Required action:
Each line of the entries below that holds "Apps" is needed, copied in full.

────────

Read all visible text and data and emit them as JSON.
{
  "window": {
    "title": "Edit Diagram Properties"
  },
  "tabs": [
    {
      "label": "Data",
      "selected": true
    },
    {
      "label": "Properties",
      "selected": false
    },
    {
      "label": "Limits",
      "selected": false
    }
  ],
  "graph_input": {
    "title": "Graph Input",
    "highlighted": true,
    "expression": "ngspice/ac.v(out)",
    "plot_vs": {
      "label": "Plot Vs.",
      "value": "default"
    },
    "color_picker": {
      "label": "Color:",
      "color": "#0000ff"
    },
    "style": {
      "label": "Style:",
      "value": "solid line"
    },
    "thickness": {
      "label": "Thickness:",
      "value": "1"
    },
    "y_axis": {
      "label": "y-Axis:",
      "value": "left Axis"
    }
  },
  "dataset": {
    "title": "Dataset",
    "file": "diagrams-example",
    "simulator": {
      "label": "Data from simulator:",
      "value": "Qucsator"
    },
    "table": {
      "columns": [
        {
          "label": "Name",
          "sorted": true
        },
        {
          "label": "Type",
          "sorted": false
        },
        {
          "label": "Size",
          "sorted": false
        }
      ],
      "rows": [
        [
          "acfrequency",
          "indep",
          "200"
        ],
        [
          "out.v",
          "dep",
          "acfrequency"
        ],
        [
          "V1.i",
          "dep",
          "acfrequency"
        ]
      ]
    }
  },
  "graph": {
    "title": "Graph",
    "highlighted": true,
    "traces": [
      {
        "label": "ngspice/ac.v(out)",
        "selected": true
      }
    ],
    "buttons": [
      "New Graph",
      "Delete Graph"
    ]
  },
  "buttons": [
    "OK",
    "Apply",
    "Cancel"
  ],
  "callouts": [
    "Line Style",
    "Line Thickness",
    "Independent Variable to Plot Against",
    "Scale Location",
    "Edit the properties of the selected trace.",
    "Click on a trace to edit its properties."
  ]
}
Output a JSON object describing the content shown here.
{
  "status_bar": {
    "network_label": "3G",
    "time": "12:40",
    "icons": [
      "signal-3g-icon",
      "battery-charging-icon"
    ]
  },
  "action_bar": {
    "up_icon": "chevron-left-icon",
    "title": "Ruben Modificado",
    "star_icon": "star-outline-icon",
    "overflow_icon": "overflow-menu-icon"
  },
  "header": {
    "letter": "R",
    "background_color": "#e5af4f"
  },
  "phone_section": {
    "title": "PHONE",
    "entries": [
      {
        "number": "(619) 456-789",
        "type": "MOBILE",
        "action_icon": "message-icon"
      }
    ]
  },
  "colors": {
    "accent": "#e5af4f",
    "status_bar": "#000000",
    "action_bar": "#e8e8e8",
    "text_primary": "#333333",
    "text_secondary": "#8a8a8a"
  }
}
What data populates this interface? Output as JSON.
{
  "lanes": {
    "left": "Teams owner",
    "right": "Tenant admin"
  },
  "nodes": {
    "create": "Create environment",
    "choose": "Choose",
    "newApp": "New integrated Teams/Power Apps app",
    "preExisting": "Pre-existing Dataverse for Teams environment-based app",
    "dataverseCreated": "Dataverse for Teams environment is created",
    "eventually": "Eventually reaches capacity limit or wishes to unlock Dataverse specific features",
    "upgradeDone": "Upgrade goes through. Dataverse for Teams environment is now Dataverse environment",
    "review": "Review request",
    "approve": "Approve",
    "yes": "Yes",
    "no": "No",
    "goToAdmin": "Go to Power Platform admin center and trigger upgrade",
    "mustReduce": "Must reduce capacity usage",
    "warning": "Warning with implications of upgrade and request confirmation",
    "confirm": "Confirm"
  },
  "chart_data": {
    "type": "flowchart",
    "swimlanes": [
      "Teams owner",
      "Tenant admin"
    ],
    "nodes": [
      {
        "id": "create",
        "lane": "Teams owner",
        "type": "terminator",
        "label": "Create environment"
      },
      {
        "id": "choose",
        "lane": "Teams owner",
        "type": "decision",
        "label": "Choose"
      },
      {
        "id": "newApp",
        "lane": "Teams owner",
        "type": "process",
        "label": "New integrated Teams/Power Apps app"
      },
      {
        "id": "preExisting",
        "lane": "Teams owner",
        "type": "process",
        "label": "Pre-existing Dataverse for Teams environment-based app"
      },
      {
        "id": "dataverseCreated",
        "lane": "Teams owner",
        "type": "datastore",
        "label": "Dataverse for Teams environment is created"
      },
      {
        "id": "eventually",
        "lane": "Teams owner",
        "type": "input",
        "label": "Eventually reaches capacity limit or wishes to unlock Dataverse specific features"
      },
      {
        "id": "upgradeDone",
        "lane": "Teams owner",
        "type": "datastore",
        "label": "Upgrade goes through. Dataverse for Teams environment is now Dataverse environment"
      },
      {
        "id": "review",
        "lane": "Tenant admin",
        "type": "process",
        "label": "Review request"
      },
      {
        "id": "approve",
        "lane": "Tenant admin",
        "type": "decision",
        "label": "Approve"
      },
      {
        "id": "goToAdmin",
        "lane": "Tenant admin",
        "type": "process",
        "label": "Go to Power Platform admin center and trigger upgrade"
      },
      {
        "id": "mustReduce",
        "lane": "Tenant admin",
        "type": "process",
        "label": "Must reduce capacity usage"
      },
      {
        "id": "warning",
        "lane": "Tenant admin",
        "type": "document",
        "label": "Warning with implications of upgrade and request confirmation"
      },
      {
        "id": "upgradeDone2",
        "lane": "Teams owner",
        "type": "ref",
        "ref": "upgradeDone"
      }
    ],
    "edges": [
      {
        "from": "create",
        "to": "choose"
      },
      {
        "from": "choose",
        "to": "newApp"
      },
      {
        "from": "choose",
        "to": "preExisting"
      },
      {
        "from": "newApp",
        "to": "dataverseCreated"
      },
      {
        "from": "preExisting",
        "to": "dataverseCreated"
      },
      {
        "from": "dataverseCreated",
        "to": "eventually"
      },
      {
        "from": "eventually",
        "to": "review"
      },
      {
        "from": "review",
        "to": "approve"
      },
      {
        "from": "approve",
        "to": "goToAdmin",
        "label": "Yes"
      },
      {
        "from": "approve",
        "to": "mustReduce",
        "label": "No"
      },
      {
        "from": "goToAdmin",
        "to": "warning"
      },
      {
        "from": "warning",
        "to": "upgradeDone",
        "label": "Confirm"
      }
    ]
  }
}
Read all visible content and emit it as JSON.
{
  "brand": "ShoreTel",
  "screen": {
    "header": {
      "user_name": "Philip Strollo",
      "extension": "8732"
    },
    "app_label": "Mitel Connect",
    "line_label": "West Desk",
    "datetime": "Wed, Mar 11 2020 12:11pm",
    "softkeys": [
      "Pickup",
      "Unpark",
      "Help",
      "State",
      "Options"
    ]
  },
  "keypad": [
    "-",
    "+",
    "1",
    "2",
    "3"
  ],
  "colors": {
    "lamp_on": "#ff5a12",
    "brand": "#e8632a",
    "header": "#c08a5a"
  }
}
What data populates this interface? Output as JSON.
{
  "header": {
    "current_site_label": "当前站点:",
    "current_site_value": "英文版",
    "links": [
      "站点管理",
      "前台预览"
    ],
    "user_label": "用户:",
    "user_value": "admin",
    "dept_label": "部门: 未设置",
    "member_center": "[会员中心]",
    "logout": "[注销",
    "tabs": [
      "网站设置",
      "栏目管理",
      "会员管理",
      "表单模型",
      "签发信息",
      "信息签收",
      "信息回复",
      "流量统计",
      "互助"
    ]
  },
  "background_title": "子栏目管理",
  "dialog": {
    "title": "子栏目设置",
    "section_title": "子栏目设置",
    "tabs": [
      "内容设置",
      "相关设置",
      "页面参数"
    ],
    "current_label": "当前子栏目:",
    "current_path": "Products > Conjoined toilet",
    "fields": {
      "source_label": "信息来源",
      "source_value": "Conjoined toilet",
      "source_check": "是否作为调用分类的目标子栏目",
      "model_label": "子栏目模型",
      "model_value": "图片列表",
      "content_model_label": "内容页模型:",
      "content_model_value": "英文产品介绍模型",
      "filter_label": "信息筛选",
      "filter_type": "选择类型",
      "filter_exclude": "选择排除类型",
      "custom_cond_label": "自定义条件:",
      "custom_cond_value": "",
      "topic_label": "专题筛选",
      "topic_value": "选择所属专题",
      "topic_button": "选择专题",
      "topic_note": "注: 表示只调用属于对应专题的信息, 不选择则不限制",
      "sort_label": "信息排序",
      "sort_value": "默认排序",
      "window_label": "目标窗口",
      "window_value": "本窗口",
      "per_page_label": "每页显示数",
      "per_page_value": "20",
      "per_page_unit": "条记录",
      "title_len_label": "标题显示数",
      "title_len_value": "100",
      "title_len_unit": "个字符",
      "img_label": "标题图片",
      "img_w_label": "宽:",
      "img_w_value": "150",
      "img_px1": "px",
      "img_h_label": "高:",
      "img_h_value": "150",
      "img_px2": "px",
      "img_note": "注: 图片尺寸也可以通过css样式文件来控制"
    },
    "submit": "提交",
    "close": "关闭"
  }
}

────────

Solution below:
    "newApp": "New integrated Teams/Power Apps app",
        "label": "New integrated Teams/Power Apps app"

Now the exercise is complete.